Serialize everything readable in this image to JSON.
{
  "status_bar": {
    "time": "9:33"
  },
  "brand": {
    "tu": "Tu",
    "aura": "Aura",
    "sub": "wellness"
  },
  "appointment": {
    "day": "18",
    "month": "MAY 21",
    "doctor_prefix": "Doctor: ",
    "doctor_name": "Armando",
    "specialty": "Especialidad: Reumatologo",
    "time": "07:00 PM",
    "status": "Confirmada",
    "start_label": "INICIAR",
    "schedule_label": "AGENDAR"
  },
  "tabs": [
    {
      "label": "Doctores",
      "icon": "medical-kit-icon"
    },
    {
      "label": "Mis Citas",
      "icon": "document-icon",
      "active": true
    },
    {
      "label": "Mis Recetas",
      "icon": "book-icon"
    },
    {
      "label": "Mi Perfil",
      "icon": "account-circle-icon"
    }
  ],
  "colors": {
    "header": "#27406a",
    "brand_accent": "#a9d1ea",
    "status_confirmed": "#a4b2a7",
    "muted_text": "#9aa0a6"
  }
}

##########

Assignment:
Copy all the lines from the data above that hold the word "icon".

Your solution:
      "icon": "medical-kit-icon"
      "icon": "document-icon",
      "icon": "book-icon"
      "icon": "account-circle-icon"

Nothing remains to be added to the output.